The company expects to start hiring within weeks, and as a signal of its renewed corporate presence in Canada, Smith and Bello will both move to Toronto next year, the city’s Globe and Mail reported. The newspaper is owned by Woodbridge, investment vehicle of Thomson Reuters’ majority owners, the Thomson family of Canada.

Thomson Reuters is already incorporated in Ontario, but most of its top executives live near the company’s office in Stamford, in New York or in Europe. Several years ago, it became clear that the company’s connection to Canada had waned, the Globe and Mail said, but Smith made plain his desire to “push back into Canada”.

Canadian prime minister Justin Trudeau described the Thomson Reuters announcement as “a good day that’s been a long time coming”.

Trudeau first met Smith at the World Economic Forum in Davos, Switzerland, where the prime minister and international trade minister Chrystia Freeland - a former Reuters executive - tried to pitch Canada as a country worth investing in. The two men met again in New York for a more granular discussion and hit it off, the newspaper said.

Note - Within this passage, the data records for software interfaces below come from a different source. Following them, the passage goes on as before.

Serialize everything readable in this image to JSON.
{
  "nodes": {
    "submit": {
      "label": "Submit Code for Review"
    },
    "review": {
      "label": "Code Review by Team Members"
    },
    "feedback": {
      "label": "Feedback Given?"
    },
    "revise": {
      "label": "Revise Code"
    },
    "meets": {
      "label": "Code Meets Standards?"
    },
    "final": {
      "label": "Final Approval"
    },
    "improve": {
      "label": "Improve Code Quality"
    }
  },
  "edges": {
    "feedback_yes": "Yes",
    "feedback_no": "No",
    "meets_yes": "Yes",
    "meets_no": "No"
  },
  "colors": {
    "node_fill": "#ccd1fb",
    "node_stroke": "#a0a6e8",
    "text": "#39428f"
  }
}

“Jim surprised me with having a high level of sensitivity and nostalgia about the fact that Thomson Reuters is a Canadian company,” Trudeau said.

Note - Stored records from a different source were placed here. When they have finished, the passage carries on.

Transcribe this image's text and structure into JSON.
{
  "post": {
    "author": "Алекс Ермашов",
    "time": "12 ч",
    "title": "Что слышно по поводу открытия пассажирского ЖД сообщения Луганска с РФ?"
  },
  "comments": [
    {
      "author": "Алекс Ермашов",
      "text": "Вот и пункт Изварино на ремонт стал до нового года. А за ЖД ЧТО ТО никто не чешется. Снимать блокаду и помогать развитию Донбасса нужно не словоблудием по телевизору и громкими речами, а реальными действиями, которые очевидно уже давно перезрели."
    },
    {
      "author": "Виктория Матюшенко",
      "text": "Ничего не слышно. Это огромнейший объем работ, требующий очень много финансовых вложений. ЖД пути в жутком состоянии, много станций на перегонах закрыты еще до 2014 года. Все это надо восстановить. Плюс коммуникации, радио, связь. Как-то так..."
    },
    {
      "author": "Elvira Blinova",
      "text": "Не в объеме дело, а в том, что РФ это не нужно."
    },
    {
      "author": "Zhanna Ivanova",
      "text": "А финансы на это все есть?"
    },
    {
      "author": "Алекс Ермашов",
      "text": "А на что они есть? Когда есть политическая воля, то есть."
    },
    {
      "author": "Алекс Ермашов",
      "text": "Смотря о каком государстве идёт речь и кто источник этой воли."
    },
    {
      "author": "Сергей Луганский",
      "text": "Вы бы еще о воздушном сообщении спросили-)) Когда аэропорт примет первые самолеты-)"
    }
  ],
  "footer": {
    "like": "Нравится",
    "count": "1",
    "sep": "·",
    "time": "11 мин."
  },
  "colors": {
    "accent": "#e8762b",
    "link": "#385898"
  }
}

The next step was ironing out the friction points. The Canadian government offered no financial incentives, but provided assurances that red tape issues, such as immigration paperwork, would be handled smoothly, tapping “the right bureaucrats to lean in on the file,” Trudeau said, although he added: “We weren’t making big exceptions for Thomson Reuters, either.”

“It’s not about incentives, but it is about concierge service,” Freeland said, adding: “This is a lot of jobs coming to Canada.”

Thomson Reuters is keen to build bridges with tech startups, but a company of its size can’t do it all with “one-off relationships,” Smith said. “What we asked for was just access and introductions to the right people so that we would have access to talent.”

Over the past year, Thomson Reuters has moved more senior staff into Canada, where the company currently has 1,200 employees. The goal was to make better connections with major Canadian clients and to find opportunities to land government clients.

The Toronto Technology Centre will initially be housed in Bremner Tower, east of the city’s landmark CN Tower, and will focus on areas such as cognitive computing, visualisation and cloud development.

“They’ll be development jobs, software engineers designing and building products,” Smith said. “This will be where we build stuff.” ■

The Globe and Mail